In his 1981 novella ‘Mythago Wood’, Robert Holdstock wrote a story that was an instant classic; he created a work, and a world, with the power of myth, something that seemed even to its first readers to have pre-existed our reading of it.
Only the very best fantasies possess this timeless quality, which is also inherent in other things – landscape, art, rituals, folk-tales and music, as indicated in the comment made by Ralph Vaughan Williams about his discovery of British folk-music:
‘I had that sense of recognition . . . here was something which I had known all my life, only I didn’t know it . . . ’

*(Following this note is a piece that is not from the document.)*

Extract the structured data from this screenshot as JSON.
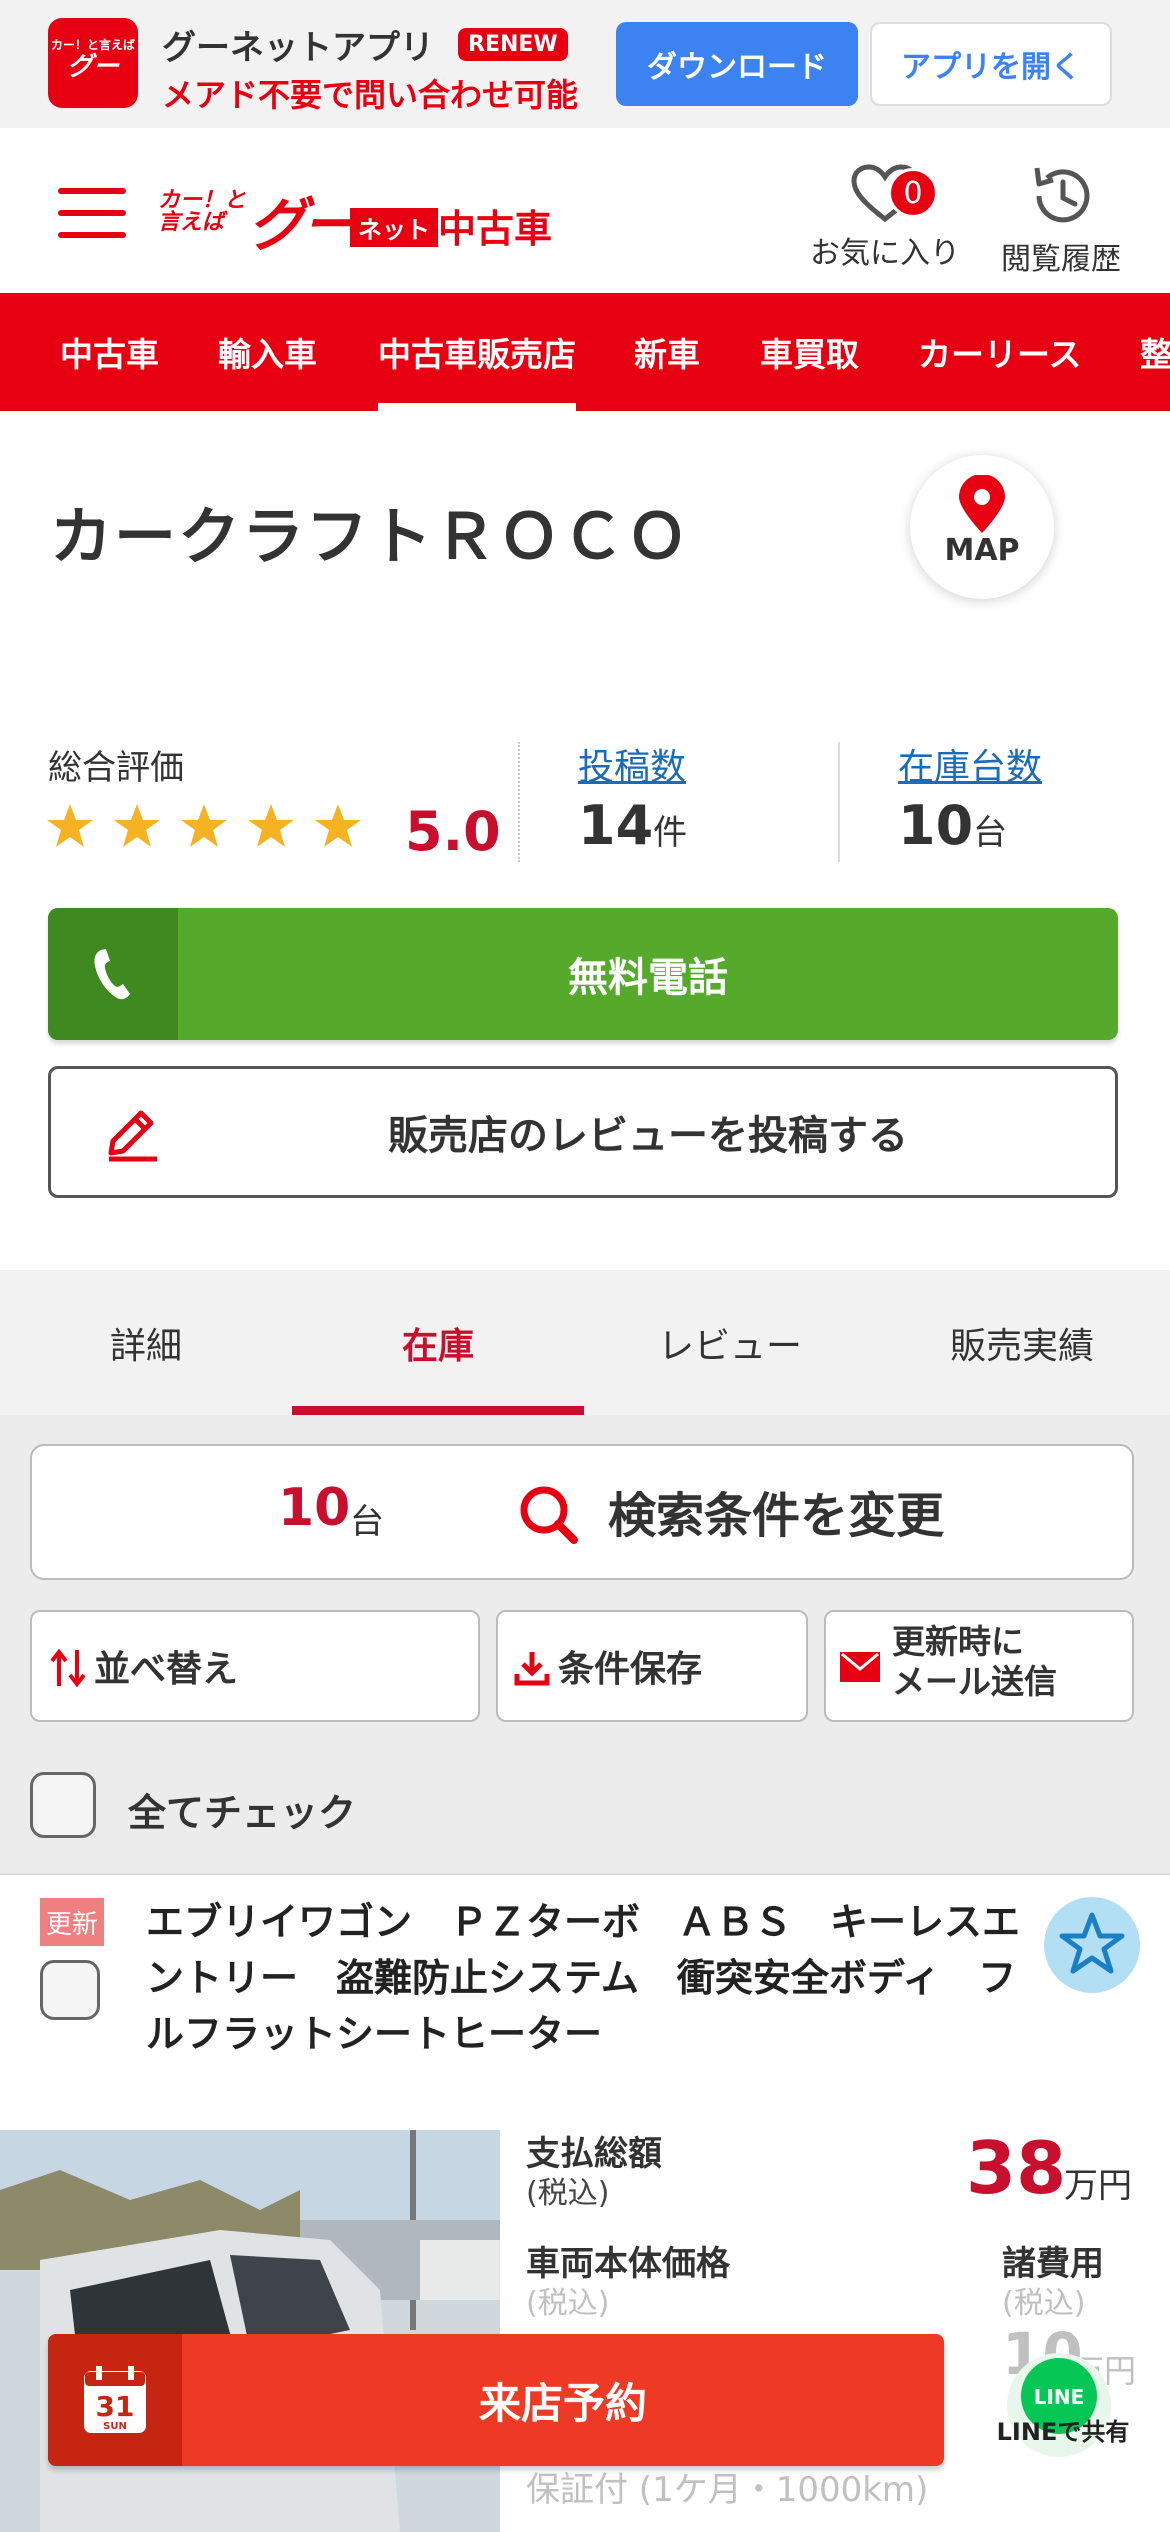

Those words of Vaughan Williams were chosen by Rob (I can’t call him ‘Holdstock’ without hearing my old friend bursting into infectious laughter) as the epigraph for Mythago Wood, the novel which went on to win even more praise, awards and devoted readers than the original shorter work. What the composer felt about his first encounter with the ‘Ballad of Dives and Lazarus’ in 1893, echoed the author’s feelings about British folklore, and the mythic territory he had started to make his own.
Lavondyss: Journey to an Unknown Region was published in 1988, announced as a ‘sequel’ to Mythago Wood – which it is, in a way, in that it takes place some years later and draws upon some events of the first novel as it explores the same territory – but it stands on its own, and, in my opinion, head and shoulders above the first book. Almost uniquely amongst sequels, Lavondyss is a greater, stranger, more powerful and original work than its prequel.
Mythago Wood is an easy book to love, at its heart an old-fashioned adventure story, a romance shaped around a recognizable pattern of myth and characters. Influenced by Jung’s concept of archetypes, inspired by the writings of Joseph Campbell on the common roots of human mythology, Rob was drawn to the trope of the haunted woods, and used it to tell a terrific story, which was also (although not at all post-modern or metafictional) a story about story.
Lavondyss, which delves deeper into the mysterious realms of myth, is considerably more challenging for the reader, as it was also for the author. I remember talking with him about it for a magazine article in 1988. It was an important book for him, he said, because it contained so much of his own childhood. The setting – the real world setting – of Lavondyss is rural Kent in the 1950s, based on the area around Tenterden, home to his paternal grandparents:
‘That is my childhood landscape; that was where I had my greatest sense of freedom, and it was very formative. You know they say that when you go back you find things are smaller? That land is bigger. I was there two weeks ago, and it was bigger than I remembered. It has changed, of course, but it is still a magic place.’
For W.B. Yeats it was ‘the foul rag and bone shop of the heart’ – for Robert Holdstock, a patch of British woodland with many names – Ryhope Wood, Shadox Wood, Howling Wood, Mythago Wood – bigger inside than out, a place of ghosts and history, an old, winding path into pre-history, to the shadowy places where stories start.
‘One of my points was to juxtapose ordinary family life and contemporary folklore with very primordial, unconscious imagery and the source of ancient symbols. They are linked – and that has always been a part of life, the balance between the ordinary and the imagination. Out of that juxtaposition comes creativity and fantasy and story.’
Unlike many writers of contemporary fantasy who borrow figures from past mythologies for their own purposes, Rob was not looking for exotica or borrowed glory, nor was he bent on a modern re-interpretation of old legends; he was in pursuit of a different quarry: the myths that are not remembered, the distant roots of the legends we recall, if at all, only dimly today. For that, the usual sort of research is useless. Instead, Rob, always an organic, instinctual writer at heart, relied on imagination and dreams:
‘Most of the images in Lavondyss are from the unconscious. Not only did I allow my imagination a free rein, but I wouldn’t even start to work on a particular scene until images had come into my head that seemed vivid and realistic, and undeniably right.’
Tallis Keeton is the main character of Lavondyss. She begins as a bright, if odd, child; a budding artist/scientist/philosopher who has her own ways of exploring, and is receptive to the mysterious, invisible powers of the land. She gains admittance to the heart of the wood, and becomes a figure of legend, journeying into the underworld. The journey is both physical and metaphysical, and it can be hard going at times, especially for readers who expect fantasy to provide a comfortable escape, but, as John Clute wrote regarding ‘Difficulty’ (in The Darkening Garden: A Short Lexicon of Horror) ‘The language of daylight cannot penetrate the labyrinth into the coigns of the underworld.’
Lavondyss is a work of astonishing beauty and strangeness. Its difficulty is both necessary and rewarding. It is a thoughtful work of fiction about the importance of fantasy in the human soul which is not only a classic of the genre, but recreates a magical experience in the mind of the receptive reader. I hope this new edition will win it the greater recognition it deserves.